(INSTRUCTIONS FOR THE TASK)
Identify each line in the records below that contains the word "date", and copy it.

(THE DATA)

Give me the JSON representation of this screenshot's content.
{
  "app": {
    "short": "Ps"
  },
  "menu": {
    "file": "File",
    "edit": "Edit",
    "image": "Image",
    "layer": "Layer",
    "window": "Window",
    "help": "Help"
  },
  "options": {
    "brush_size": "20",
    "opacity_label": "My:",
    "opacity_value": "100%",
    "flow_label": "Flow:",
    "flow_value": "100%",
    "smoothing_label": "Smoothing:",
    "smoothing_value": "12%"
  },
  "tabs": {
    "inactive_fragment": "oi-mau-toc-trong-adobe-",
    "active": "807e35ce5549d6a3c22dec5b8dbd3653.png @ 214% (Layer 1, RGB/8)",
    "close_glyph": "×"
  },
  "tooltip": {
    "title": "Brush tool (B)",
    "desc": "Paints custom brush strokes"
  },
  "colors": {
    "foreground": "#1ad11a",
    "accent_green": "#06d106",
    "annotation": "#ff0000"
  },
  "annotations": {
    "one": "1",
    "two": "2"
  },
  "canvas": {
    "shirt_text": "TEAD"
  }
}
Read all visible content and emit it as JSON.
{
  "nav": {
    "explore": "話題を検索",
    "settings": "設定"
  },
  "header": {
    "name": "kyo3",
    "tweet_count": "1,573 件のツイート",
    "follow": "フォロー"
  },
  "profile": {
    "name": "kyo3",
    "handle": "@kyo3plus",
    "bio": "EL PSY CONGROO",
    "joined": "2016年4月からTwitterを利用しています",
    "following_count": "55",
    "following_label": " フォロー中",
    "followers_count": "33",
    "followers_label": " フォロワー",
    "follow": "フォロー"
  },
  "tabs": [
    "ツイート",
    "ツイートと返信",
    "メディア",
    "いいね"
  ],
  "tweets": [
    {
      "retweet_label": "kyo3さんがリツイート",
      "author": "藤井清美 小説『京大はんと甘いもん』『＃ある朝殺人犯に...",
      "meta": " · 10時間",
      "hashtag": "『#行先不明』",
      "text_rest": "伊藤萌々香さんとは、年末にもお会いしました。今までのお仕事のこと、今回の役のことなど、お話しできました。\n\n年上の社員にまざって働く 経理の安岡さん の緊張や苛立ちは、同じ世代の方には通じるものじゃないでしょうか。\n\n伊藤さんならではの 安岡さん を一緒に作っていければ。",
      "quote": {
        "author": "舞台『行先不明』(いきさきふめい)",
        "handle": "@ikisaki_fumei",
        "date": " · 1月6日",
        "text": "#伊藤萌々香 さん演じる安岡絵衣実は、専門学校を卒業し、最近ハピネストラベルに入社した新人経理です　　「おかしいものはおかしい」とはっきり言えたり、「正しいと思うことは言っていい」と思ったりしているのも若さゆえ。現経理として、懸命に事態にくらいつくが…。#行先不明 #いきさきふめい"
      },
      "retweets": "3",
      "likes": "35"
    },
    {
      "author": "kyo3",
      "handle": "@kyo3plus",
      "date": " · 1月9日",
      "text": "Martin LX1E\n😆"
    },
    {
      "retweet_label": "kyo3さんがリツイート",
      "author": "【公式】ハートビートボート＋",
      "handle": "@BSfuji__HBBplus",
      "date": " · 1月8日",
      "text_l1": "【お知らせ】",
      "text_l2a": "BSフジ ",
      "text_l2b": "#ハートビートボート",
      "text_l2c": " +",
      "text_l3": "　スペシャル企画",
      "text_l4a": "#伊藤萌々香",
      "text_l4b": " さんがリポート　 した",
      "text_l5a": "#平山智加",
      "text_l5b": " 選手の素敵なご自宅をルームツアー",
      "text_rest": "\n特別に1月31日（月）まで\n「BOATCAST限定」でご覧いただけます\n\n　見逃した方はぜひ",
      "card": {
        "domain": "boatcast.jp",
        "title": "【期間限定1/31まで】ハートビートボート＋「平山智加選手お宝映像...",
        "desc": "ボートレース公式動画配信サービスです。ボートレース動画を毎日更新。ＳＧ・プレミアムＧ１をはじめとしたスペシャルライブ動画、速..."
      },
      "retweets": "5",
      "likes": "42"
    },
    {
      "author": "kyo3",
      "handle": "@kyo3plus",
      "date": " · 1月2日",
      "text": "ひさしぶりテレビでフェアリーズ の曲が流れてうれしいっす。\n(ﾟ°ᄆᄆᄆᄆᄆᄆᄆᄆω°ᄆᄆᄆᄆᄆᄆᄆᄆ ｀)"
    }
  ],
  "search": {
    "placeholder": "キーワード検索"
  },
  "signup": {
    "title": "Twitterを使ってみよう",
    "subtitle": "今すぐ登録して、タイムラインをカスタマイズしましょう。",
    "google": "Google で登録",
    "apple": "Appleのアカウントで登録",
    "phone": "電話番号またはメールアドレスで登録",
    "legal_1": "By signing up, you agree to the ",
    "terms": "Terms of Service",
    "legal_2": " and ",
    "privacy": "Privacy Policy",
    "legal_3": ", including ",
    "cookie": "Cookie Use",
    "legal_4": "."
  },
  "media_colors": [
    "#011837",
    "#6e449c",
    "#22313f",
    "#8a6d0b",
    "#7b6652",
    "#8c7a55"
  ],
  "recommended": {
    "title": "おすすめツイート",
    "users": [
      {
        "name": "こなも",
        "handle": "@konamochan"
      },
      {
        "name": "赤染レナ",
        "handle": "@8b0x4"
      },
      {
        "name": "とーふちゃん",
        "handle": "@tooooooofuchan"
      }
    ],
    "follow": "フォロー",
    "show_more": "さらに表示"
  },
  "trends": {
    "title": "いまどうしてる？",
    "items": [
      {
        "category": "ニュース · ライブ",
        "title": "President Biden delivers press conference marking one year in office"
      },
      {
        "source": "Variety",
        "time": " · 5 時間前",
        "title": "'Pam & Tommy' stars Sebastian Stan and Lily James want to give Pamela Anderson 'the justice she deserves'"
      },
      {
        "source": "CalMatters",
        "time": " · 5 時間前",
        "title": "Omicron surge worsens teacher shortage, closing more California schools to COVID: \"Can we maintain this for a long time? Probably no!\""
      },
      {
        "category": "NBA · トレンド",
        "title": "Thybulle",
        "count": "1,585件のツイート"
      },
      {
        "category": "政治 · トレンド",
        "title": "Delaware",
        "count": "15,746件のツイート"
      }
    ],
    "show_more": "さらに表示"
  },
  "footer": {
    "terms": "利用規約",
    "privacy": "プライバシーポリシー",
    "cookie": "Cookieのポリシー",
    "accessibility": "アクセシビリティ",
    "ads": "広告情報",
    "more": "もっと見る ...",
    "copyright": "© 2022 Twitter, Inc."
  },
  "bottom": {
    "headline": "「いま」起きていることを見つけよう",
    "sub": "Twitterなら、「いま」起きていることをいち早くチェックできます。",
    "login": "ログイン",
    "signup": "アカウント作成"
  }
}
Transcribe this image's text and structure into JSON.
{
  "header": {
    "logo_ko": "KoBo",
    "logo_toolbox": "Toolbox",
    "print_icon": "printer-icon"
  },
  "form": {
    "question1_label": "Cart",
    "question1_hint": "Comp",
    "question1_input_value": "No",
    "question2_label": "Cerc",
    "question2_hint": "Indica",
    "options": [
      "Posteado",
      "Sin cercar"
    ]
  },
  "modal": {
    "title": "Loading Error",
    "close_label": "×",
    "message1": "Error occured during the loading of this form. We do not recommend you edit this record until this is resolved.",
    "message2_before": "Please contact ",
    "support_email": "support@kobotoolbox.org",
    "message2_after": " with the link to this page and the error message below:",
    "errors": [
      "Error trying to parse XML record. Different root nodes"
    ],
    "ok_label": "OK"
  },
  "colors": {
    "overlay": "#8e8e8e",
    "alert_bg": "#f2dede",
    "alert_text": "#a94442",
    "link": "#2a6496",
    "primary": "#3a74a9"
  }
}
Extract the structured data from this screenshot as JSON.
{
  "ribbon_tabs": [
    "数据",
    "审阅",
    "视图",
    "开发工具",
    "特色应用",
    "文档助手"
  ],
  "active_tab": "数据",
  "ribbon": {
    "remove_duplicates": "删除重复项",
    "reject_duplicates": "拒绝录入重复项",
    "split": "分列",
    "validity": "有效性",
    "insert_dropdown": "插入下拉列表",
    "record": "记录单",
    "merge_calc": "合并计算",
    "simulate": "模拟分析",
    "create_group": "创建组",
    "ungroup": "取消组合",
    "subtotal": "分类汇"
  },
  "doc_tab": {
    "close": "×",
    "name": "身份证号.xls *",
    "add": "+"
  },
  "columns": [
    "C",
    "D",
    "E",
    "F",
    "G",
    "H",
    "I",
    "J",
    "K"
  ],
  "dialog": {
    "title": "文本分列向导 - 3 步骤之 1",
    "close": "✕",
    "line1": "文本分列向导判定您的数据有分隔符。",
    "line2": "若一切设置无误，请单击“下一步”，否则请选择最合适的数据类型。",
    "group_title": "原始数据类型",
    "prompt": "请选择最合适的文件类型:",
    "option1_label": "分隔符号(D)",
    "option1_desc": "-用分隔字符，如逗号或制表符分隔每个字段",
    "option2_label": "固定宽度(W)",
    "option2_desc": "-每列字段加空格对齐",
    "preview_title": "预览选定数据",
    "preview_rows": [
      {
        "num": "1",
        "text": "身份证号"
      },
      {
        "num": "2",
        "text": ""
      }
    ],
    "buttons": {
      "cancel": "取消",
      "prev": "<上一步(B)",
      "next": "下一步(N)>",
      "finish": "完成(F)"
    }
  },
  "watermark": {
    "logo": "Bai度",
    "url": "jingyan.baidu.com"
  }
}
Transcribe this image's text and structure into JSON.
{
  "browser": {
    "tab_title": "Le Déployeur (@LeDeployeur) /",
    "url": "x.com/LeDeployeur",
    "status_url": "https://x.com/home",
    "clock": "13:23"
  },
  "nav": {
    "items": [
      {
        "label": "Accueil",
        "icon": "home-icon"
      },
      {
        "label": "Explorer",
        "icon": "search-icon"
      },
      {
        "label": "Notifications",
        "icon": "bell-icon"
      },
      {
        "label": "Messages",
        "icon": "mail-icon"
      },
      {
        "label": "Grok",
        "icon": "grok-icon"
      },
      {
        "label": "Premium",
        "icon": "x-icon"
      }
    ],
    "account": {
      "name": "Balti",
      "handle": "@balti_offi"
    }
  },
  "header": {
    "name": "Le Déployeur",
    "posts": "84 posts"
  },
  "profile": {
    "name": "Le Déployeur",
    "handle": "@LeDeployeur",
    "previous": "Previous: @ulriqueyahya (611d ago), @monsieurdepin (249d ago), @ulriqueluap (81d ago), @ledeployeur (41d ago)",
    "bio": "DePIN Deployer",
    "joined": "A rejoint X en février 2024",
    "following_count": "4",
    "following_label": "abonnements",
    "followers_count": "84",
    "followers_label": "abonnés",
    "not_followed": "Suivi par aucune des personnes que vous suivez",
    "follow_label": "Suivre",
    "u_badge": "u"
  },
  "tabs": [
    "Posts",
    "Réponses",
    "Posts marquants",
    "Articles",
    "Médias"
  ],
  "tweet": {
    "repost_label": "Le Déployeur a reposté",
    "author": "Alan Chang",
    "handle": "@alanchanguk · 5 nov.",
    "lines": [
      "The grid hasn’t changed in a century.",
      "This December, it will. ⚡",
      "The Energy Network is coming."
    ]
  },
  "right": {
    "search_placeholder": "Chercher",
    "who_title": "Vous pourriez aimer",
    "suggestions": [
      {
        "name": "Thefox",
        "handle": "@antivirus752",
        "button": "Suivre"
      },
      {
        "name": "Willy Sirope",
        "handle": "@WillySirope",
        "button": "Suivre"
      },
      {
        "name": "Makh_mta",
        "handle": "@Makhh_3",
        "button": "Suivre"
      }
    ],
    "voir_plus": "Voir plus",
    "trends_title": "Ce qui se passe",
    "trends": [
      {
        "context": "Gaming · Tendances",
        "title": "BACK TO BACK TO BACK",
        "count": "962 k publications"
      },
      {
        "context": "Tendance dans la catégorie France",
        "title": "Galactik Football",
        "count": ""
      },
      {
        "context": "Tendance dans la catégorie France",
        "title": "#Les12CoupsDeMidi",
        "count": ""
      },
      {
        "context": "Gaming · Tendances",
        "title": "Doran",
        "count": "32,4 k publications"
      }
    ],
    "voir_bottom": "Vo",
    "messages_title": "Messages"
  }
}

(YOUR SOLUTION)
        "date": " · 1月6日",
      "date": " · 1月9日",
      "date": " · 1月8日",
      "date": " · 1月2日",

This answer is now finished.